Use of Technology in the Household: An Exploratory Study

Use of Technology in the Household: An Exploratory Study

Barcus Jackson (School District of University City, USA), Caroline Howard (HC Consulting, USA) and Phillip Laplante (Penn State University, USA)
DOI: 10.4018/jsita.2011100102
OnDemand PDF Download:
$30.00
List Price: $37.50

Abstract

Since the 1980s, personal computer ownership has become ubiquitous, and people are increasingly using household technologies for a wide variety of purposes. Extensive IS research has resulted in useful models to explain workplace technology acceptance and household technology adoption. Studies have also found the determinants underlying technology acceptance in the workplace and household adoption are very different from the determinants of household use. Thus, while a great deal is known about workplace acceptance and household adoption, less is known about household technology use. As home computer use becomes prevalent, fewer households are left to adopt and it becomes increasingly important to understand household use. This paper presents the results of an exploratory study of 202 users of household personal computers to test a new model derived from the Model of Acceptance of Technology in the Household (MATH) and another behavior model based on a Decomposed Theory of Planned Behavior.
Article Preview

Introduction

In the 21st century, technology is pervasive and worldwide. During the past hundred years people have witnessed the potential of technology to change the ways people interact, conduct commerce and, navigate a technology-enabled world (Brown, 2008). People increasingly adopt and use computers to perform their jobs, obtain degrees, network both socially and professionally, communicate, obtain information, and engage in the proliferation of rapidly expanding variety of applications. Personal computer ownership has become ubiquitous, and people are increasingly using household technologies for a wide variety of purposes. Neilson data shows that 73% of all households own some kind of personal computer technology (Brown, 2008), and the United States Census Bureau reports that the Internet has transformed households to a venue for work and school (Newburger, 2001). For decades, IS researchers have studied technology acceptance, adoption, and use (Brown, 2008; Venkatesh, 2006). Numerous models have been developed to explain technology acceptance in the workplace.

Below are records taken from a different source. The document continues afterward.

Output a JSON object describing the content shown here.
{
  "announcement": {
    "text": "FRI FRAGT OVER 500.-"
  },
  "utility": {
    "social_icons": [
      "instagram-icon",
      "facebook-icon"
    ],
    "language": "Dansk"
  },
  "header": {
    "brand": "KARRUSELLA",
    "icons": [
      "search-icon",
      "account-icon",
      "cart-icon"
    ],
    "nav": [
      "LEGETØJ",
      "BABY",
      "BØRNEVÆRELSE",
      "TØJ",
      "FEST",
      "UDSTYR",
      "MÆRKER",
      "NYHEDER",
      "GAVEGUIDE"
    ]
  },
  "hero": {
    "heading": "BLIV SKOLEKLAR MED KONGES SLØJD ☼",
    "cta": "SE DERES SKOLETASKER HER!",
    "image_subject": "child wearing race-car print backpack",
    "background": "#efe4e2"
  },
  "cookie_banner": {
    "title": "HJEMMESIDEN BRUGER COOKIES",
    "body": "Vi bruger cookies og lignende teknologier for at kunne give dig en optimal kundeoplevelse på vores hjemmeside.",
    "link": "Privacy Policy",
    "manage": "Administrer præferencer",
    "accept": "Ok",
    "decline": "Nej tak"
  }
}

The Technology Acceptance Model (TAM) (Davis, 1989; Davis et al., 1989) is one of the most widely used theories in IS research. The Unified Theory of Technology Acceptance and Use (UTAUT), developed by Venkatesh, Morris, Davis, and Davis (2003), combined TAM with other prominent theories to develop and validate a comprehensive model, the Unified Technology Acceptance Model, for explaining acceptance and use in the workplace. While these models have been found to explain workplace technology acceptance and adoptions, these models do not work in the household.

Research on household technology adoption and use has shown that the nature of technology adoption and use in the household is different from that in the workplace (Brown et al., 2006).

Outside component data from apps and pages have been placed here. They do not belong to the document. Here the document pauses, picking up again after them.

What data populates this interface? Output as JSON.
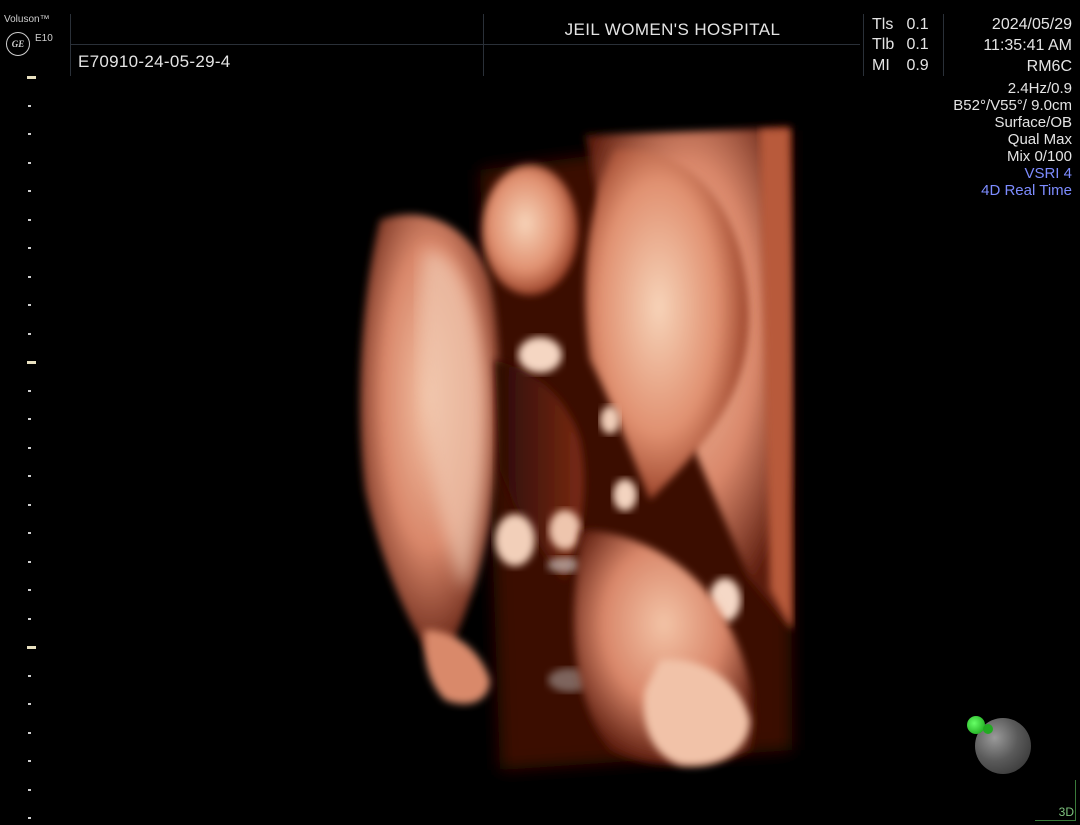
{
  "device": {
    "brand": "Voluson™",
    "logo_text": "GE",
    "model": "E10"
  },
  "header": {
    "patient_id": "E70910-24-05-29-4",
    "hospital": "JEIL WOMEN'S HOSPITAL",
    "date": "2024/05/29",
    "time": "11:35:41 AM",
    "probe": "RM6C"
  },
  "indices": [
    {
      "key": "Tls",
      "value": "0.1"
    },
    {
      "key": "Tlb",
      "value": "0.1"
    },
    {
      "key": "MI",
      "value": "0.9"
    }
  ],
  "params": [
    {
      "text": "2.4Hz/0.9",
      "color": "#e4e4e4"
    },
    {
      "text": "B52°/V55°/ 9.0cm",
      "color": "#e4e4e4"
    },
    {
      "text": "Surface/OB",
      "color": "#e4e4e4"
    },
    {
      "text": "Qual Max",
      "color": "#e4e4e4"
    },
    {
      "text": "Mix 0/100",
      "color": "#e4e4e4"
    },
    {
      "text": "VSRI 4",
      "color": "#7d8cff"
    },
    {
      "text": "4D Real Time",
      "color": "#7d8cff"
    }
  ],
  "corner_label": "3D",
  "colors": {
    "background": "#000000",
    "accent_blue": "#7d8cff",
    "render_skin": "#d9876a",
    "orientation_green": "#33cc33"
  }
}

Significant studies on household technology adoption and use (e.g., Brown & Venkatesh, 2003; Brown et al., 2006; Venkatesh, 2006; Venkatesh & Brown, 2001) have resulted in the Model of Technology Adoption (MATH) model, which was found to explain 50 per cent of the variance in adoption (Venkatesh & Brown, 2001) and 74 per cent of the variance when Household Life Cycle is added (Brown & Venkatesh, 2005). The MATH model is less powerful for explaining household technology use as the underlying determinants of adoption and use are different (Brown et al., 2006). Thus, while a great deal is known about acceptance of technology in the workplace and adoption of technology by households, less is known about household technology use.

As the household ownership of personal computers nears market saturation, fewer households are left to adopt and it becomes more important to understand household technology use. Research on household technological use is needed to enable individuals to reap the maximum benefits from application of technologies (Brown & Venkatesh, 2006; Venkatesh & Brown, 2001). The purpose of the research is to increase the understanding of the determinants of technology use in households. This paper presents the results of a study of 202 users of household personal computers to test a new research model, which builds on the studies using the MATH model (Brown, 2008; Brown & Venkatesh, 2003, 2005; Brown et al., 2006; Venkatesh, 2006; Venkatesh & Brown, 2001).

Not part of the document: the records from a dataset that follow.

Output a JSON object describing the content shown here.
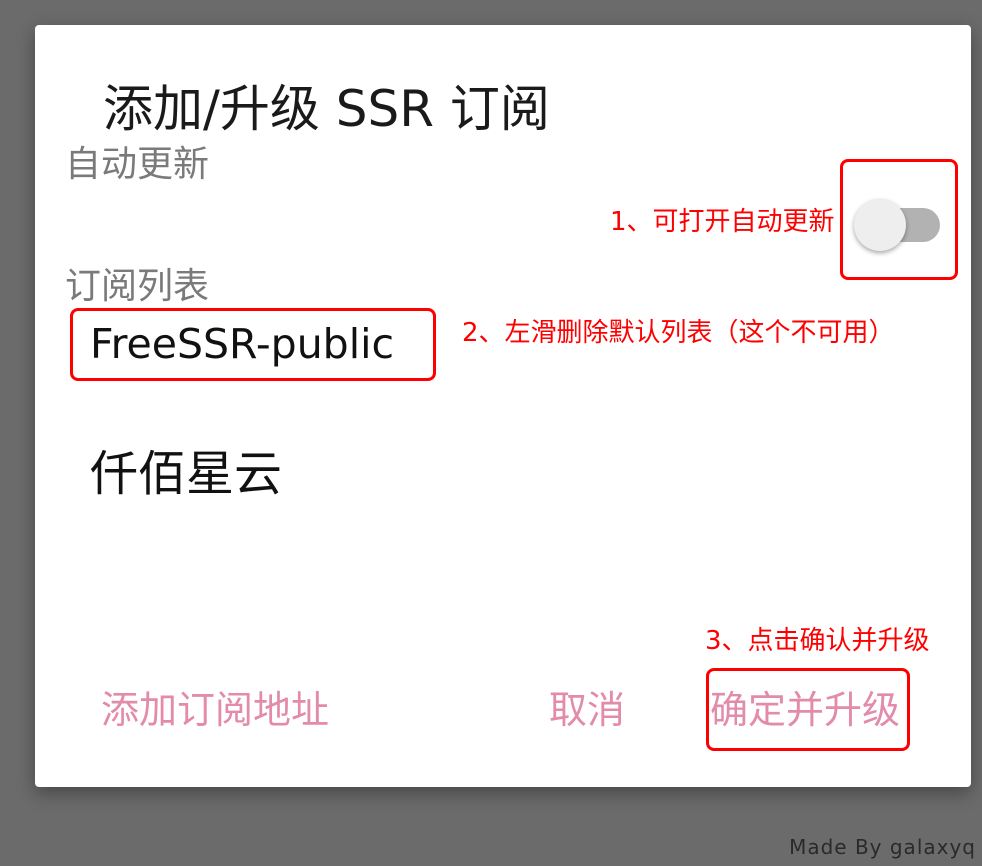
{
  "dialog": {
    "title": "添加/升级 SSR 订阅",
    "auto_update_label": "自动更新",
    "auto_update_on": false,
    "list_label": "订阅列表",
    "items": [
      {
        "name": "FreeSSR-public"
      },
      {
        "name": "仟佰星云"
      }
    ],
    "actions": {
      "add": "添加订阅地址",
      "cancel": "取消",
      "confirm": "确定并升级"
    }
  },
  "annotations": {
    "step1": "1、可打开自动更新",
    "step2": "2、左滑删除默认列表（这个不可用）",
    "step3": "3、点击确认并升级"
  },
  "watermark": "Made By galaxyq",
  "colors": {
    "overlay": "#6b6b6b",
    "dialog_bg": "#ffffff",
    "action_text": "#e38bab",
    "annotation": "#ff0000",
    "switch_track_off": "#b2b2b2",
    "switch_thumb": "#eeeeee"
  }
}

Complete Article List

Search this Journal:
Reset
Open Access Articles: Forthcoming
Volume 8: 4 Issues (2017): Forthcoming, Available for Pre-Order
Volume 7: 4 Issues (2016)
Volume 6: 4 Issues (2015)
Volume 5: 4 Issues (2014)
Volume 4: 4 Issues (2013)
Volume 3: 4 Issues (2012)
Volume 2: 4 Issues (2011)
Volume 1: 4 Issues (2010)
View Complete Journal Contents Listing